How to recognize identity theft

Watch your bank account, credit cards, credit score

Bobby Hansen, Better Business Bureau Cedar Rapids

Identity theft is stressful, and it can do tremendous damage to your finances.

It’s important to recognize the signs early. The earlier you notice something is amiss, the faster you can take action to minimize the damage.

In honor of ID Theft Awareness Week commencing Jan. 30, the Better Business Bureau recommends the following tips to help you recognize the signs of identity theft.

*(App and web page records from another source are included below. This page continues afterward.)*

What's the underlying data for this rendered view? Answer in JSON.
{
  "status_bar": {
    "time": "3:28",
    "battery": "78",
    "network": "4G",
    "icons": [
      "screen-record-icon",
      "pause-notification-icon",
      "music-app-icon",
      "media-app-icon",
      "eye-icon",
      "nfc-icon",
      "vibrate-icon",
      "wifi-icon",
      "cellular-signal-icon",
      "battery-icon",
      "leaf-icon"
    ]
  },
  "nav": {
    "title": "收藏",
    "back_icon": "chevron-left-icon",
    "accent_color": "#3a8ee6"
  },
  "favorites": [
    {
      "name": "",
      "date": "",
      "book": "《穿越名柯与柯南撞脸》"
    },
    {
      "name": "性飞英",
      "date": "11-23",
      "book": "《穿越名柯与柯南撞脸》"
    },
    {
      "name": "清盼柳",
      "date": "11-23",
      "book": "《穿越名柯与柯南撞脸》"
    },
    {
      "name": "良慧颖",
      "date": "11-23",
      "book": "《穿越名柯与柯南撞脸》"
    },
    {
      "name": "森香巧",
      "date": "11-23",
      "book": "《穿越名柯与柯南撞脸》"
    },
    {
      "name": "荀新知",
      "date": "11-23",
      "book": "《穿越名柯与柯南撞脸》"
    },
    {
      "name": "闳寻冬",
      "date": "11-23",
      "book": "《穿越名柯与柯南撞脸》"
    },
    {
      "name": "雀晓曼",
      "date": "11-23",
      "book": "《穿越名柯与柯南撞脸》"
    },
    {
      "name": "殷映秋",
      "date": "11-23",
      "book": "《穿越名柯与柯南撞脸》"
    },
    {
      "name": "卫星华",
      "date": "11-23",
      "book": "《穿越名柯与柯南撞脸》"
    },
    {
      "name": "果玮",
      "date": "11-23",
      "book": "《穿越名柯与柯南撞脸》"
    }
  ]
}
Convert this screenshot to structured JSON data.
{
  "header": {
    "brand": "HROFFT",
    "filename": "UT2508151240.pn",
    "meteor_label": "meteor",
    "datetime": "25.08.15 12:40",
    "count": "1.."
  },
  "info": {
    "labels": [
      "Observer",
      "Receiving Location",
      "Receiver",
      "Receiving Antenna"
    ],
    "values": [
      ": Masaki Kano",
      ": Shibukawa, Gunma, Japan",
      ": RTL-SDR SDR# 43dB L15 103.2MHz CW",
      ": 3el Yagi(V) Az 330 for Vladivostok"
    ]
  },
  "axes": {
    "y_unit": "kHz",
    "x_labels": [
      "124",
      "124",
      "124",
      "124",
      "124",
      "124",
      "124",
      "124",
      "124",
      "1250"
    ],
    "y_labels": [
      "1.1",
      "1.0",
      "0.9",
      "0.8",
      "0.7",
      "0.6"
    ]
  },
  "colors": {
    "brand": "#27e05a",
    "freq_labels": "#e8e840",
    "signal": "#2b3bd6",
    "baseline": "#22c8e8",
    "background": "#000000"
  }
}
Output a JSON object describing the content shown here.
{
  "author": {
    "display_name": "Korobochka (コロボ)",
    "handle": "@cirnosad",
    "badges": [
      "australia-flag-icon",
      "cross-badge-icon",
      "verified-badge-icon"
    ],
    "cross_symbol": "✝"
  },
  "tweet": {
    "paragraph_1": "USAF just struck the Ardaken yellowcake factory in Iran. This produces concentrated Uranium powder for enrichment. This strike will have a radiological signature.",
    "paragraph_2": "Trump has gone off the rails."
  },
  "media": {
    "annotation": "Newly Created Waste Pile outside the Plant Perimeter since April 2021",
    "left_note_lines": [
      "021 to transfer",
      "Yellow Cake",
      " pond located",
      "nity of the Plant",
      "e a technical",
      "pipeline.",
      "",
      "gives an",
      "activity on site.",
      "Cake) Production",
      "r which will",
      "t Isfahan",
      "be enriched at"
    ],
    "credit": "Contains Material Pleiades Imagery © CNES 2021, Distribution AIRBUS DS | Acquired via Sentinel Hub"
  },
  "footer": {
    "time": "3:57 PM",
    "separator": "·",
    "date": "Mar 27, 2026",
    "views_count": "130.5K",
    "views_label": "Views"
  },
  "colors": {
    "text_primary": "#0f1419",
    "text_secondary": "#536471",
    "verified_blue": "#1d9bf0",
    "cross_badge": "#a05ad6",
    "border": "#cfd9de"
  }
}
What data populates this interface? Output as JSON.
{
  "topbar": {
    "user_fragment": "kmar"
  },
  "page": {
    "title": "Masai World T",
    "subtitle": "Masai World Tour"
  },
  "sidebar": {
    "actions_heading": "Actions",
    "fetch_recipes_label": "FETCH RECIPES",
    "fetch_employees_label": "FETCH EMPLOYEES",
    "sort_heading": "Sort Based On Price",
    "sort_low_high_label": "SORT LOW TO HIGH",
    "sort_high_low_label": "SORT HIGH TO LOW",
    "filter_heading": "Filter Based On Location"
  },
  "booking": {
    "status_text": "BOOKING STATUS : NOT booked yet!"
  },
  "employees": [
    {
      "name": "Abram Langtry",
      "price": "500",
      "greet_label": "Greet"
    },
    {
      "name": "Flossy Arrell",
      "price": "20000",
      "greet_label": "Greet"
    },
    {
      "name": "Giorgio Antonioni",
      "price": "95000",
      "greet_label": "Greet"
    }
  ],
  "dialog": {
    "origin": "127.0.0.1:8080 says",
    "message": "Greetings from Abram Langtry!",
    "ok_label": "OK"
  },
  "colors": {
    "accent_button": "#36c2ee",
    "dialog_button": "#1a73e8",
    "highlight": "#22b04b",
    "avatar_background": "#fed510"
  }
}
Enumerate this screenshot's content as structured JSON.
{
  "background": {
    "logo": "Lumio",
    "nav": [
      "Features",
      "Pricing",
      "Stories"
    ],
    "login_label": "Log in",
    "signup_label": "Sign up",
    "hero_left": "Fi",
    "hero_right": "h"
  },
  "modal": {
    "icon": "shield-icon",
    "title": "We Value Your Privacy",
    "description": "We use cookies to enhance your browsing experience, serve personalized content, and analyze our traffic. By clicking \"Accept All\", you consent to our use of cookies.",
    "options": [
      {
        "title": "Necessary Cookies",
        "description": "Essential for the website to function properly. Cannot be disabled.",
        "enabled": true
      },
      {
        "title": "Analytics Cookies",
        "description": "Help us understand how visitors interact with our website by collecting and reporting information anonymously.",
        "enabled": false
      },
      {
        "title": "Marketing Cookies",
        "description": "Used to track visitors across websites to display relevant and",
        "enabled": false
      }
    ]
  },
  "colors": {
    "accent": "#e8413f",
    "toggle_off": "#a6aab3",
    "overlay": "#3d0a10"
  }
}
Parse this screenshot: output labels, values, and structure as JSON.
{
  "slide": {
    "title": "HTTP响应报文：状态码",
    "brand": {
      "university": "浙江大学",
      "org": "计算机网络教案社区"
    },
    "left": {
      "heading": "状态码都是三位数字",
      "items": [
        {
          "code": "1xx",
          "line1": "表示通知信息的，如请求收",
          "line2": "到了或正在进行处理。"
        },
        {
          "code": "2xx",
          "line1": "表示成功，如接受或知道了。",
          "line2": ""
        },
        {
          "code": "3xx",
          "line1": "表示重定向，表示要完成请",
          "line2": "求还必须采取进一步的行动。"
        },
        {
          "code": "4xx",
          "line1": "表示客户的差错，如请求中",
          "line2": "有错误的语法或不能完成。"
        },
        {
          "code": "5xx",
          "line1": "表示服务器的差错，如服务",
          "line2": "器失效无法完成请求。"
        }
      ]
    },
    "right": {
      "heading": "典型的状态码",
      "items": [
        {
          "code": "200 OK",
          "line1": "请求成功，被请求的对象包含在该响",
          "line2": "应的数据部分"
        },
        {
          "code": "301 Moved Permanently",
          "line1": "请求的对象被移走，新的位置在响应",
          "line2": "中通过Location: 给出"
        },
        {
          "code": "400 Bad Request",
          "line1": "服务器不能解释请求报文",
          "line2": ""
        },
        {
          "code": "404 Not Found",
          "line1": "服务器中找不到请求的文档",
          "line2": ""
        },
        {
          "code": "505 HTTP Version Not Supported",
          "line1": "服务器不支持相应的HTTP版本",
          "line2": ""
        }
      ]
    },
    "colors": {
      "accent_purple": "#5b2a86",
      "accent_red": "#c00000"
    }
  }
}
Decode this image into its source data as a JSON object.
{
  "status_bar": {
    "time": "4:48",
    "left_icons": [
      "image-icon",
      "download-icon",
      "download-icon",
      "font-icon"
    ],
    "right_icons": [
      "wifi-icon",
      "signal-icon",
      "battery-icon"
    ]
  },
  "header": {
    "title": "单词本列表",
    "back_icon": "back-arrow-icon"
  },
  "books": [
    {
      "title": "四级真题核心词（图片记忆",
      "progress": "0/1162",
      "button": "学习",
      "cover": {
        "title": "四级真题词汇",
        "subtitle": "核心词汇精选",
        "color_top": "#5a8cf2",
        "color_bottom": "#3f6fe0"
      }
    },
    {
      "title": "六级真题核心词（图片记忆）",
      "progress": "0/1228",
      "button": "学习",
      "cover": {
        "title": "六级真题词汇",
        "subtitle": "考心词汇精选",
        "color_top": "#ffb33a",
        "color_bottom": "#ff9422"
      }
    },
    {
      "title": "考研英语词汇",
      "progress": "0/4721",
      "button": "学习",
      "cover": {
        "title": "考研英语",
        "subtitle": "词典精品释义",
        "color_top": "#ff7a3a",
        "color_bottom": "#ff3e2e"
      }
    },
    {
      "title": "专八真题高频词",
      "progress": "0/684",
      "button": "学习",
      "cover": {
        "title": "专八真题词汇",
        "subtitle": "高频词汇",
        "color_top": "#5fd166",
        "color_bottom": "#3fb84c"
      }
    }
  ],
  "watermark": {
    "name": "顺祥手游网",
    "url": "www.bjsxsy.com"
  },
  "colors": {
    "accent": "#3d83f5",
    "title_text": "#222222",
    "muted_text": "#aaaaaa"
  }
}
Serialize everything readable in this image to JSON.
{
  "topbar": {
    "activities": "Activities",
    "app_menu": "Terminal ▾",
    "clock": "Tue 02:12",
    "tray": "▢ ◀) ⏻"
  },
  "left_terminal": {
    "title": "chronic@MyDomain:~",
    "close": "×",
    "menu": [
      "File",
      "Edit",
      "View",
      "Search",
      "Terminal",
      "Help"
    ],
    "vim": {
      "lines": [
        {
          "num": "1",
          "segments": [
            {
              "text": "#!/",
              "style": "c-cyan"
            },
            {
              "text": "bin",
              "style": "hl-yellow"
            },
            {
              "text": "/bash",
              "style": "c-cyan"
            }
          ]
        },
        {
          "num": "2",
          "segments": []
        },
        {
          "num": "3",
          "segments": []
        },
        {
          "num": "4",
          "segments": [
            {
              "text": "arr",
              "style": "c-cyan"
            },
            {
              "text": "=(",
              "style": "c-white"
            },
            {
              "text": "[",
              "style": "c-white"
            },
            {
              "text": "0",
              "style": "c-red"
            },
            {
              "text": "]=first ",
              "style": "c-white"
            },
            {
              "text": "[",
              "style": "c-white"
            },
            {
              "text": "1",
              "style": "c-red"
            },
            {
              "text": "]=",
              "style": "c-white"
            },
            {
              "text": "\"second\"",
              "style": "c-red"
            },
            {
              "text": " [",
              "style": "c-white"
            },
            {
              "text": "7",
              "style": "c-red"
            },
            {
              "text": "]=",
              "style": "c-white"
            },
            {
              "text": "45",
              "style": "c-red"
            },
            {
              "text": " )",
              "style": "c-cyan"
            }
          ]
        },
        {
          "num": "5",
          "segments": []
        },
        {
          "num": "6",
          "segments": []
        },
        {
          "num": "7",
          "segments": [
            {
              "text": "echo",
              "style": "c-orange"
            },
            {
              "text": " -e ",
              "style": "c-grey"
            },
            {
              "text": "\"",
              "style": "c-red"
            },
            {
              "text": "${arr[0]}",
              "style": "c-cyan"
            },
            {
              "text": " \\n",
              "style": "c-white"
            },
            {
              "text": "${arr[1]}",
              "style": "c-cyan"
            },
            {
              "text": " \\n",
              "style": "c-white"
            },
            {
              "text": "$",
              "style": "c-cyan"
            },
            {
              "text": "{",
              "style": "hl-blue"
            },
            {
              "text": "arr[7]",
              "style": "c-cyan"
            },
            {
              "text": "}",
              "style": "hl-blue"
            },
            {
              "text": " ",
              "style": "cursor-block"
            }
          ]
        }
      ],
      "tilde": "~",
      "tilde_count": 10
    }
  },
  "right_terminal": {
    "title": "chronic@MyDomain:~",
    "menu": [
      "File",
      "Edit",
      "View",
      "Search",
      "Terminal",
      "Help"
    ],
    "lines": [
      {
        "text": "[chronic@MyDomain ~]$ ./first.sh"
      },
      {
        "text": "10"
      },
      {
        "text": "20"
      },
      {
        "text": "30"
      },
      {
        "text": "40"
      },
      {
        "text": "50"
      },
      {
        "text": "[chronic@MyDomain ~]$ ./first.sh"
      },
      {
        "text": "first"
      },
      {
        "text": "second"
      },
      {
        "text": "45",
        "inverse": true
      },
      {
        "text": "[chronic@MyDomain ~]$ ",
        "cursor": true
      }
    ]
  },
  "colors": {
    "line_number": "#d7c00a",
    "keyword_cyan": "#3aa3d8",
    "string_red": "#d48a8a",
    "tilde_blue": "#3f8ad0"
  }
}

  • You receive statements or bills for accounts you never opened. If you get a bill for an account you did not authorize, someone may be utilizing your personal information to open accounts. Contact the company to find out if there’s been a mistake and check your credit report for unusual activity.
  • You are surprised by being denied a loan or credit. You have great credit, then apply for a loan and are denied. Thieves can open accounts in your name, run up the bill, default on payments and ruin your credit. Check your credit report to make sure no unauthorized accounts have been opened.
  • Your regular bills stop showing up in the mail. If you haven’t signed up to go paperless and your bills stop showing up, it could be a sign that someone changed your billing address. Contact creditors and inquire if they sent the bill and if the address they have on file is correct.
  • You notice suspicious activity in your bank account. Unfamiliar charges, new accounts and withdrawals you didn’t make are all red flags. Review all bank accounts verifying that no one has access to your funds. Refrain from using your bank account for online purchases and closely guard all banking information.
  • You notice suspicious charges on your credit card. Scammers may make a small charge on your account first as a test, hoping you won’t notice. If you notice any strange charges on your credit card bill, report them immediately. Even a small inconsistency can be a sign of fraud.
  • You get authentication messages for accounts you didn’t set up. Scammers could be trying to set up a new account in your name. If you receive unexpected authentication messages, don’t reply or click on links. Go straight to the source. Review your bank accounts and statements, for unauthorized transactions.
  • The IRS rejects your tax return. If your tax return gets rejected, someone may have filed in your name and made off with your tax refund. Contact the IRS if you suspect your tax identity has been compromised and complete form 14039.
  • The IRS informs you a tax return has been filed on your behalf. Sometimes the IRS catches a fraudulent tax return before the fake filer succeeds. You may receive a letter from the IRS with instructions to verify your identity and prevent identity thieves from using your Social Security number for tax fraud.
  • Your credit score inexplicably improves or deteriorates. If your score changes suddenly, a fraudster may have maxed out a fraudulent credit card without paying the bill. If your credit inexplicably improves, an identity thief may be building up your credit so they can run through it later. You may obtain a free credit report once a year at
  • You are suddenly denied medical coverage. Scammers can steal your identity to use your health benefits, too. If you get medical bills you do not recognize, someone could be using your benefits. Contact your insurer for medical identity theft questions.
  • Debt collectors call about debts you are unaware of. If you receive calls from debt collectors about money owed for charges you never made, your personally identifying information may be compromised. Quickly investigate and take action.

Bobby Hansen is regional director for the Better Business Bureau Cedar Rapids office. Comments: (319) 365-1190; [email protected]